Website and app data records
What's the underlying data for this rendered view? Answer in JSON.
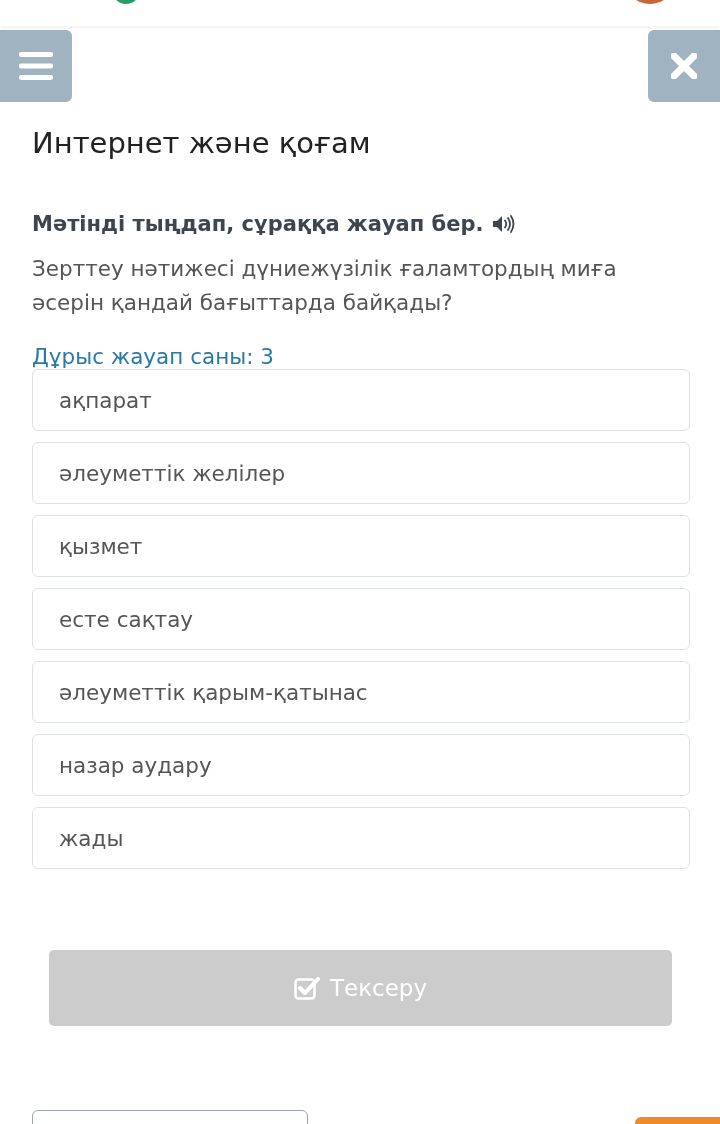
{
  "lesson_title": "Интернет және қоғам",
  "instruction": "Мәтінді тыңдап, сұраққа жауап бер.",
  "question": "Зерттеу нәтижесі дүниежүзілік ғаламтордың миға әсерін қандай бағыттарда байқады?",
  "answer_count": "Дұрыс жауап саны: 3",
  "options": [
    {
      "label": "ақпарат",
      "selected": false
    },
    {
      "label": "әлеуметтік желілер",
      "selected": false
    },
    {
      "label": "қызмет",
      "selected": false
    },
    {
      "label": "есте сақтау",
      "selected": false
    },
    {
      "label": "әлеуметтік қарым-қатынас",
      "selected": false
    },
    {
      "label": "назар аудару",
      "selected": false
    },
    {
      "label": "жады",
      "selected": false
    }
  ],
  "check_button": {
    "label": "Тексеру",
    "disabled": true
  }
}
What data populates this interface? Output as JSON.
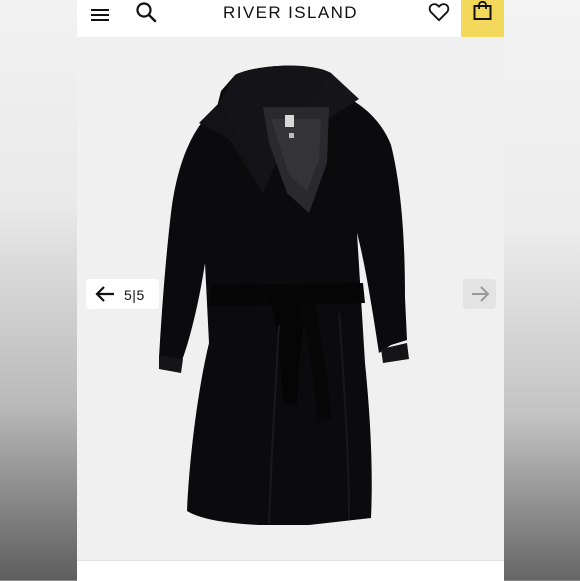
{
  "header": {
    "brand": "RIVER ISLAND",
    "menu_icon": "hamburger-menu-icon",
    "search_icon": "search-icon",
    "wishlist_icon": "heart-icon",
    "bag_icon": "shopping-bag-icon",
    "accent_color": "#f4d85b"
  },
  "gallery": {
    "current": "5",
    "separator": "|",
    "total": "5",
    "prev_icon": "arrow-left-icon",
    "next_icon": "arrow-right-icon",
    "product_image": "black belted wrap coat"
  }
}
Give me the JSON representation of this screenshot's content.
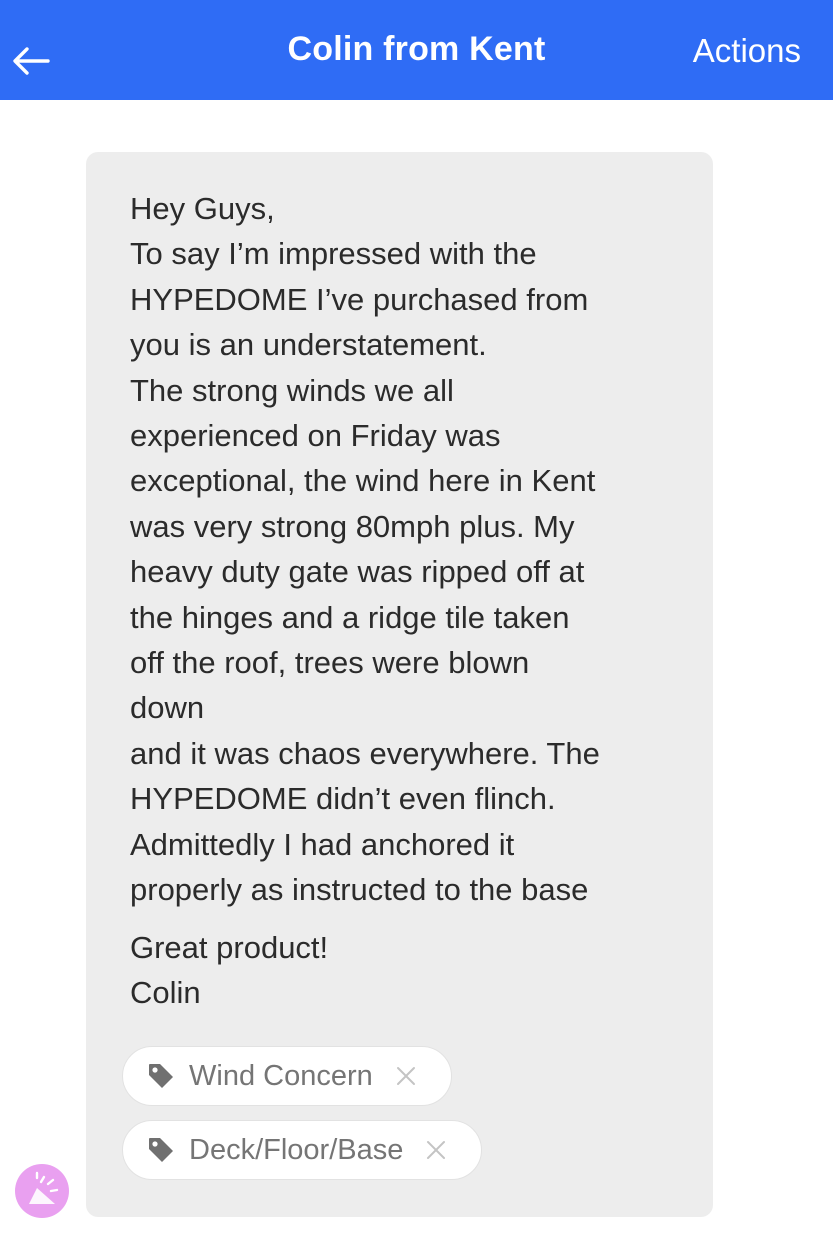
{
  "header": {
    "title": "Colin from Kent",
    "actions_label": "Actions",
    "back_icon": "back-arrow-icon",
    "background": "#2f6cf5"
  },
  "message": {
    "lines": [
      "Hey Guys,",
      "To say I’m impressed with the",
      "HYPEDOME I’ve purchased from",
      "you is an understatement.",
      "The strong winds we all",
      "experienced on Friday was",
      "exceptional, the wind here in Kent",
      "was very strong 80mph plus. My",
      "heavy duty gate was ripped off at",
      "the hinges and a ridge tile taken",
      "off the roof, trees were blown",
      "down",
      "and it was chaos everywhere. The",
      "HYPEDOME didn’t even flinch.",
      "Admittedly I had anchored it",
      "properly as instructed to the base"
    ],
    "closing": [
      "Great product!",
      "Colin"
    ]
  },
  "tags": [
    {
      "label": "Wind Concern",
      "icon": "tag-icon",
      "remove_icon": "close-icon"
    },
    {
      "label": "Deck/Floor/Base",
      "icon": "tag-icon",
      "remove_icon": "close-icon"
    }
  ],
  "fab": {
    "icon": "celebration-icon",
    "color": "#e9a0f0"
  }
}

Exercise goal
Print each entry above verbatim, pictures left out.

Exercise answer
What's the underlying data for this rendered view? Answer in JSON.
{
  "lesson_title": "Интернет және қоғам",
  "instruction": "Мәтінді тыңдап, сұраққа жауап бер.",
  "question": "Зерттеу нәтижесі дүниежүзілік ғаламтордың миға әсерін қандай бағыттарда байқады?",
  "answer_count": "Дұрыс жауап саны: 3",
  "options": [
    {
      "label": "ақпарат",
      "selected": false
    },
    {
      "label": "әлеуметтік желілер",
      "selected": false
    },
    {
      "label": "қызмет",
      "selected": false
    },
    {
      "label": "есте сақтау",
      "selected": false
    },
    {
      "label": "әлеуметтік қарым-қатынас",
      "selected": false
    },
    {
      "label": "назар аудару",
      "selected": false
    },
    {
      "label": "жады",
      "selected": false
    }
  ],
  "check_button": {
    "label": "Тексеру",
    "disabled": true
  }
}
What data populates this interface? Output as JSON.
{
  "header": {
    "brand": "RIVER ISLAND",
    "menu_icon": "hamburger-menu-icon",
    "search_icon": "search-icon",
    "wishlist_icon": "heart-icon",
    "bag_icon": "shopping-bag-icon",
    "accent_color": "#f4d85b"
  },
  "gallery": {
    "current": "5",
    "separator": "|",
    "total": "5",
    "prev_icon": "arrow-left-icon",
    "next_icon": "arrow-right-icon",
    "product_image": "black belted wrap coat"
  }
}
Give me the JSON representation of this screenshot's content.
{
  "header": {
    "title": "Colin from Kent",
    "actions_label": "Actions",
    "back_icon": "back-arrow-icon",
    "background": "#2f6cf5"
  },
  "message": {
    "lines": [
      "Hey Guys,",
      "To say I’m impressed with the",
      "HYPEDOME I’ve purchased from",
      "you is an understatement.",
      "The strong winds we all",
      "experienced on Friday was",
      "exceptional, the wind here in Kent",
      "was very strong 80mph plus. My",
      "heavy duty gate was ripped off at",
      "the hinges and a ridge tile taken",
      "off the roof, trees were blown",
      "down",
      "and it was chaos everywhere. The",
      "HYPEDOME didn’t even flinch.",
      "Admittedly I had anchored it",
      "properly as instructed to the base"
    ],
    "closing": [
      "Great product!",
      "Colin"
    ]
  },
  "tags": [
    {
      "label": "Wind Concern",
      "icon": "tag-icon",
      "remove_icon": "close-icon"
    },
    {
      "label": "Deck/Floor/Base",
      "icon": "tag-icon",
      "remove_icon": "close-icon"
    }
  ],
  "fab": {
    "icon": "celebration-icon",
    "color": "#e9a0f0"
  }
}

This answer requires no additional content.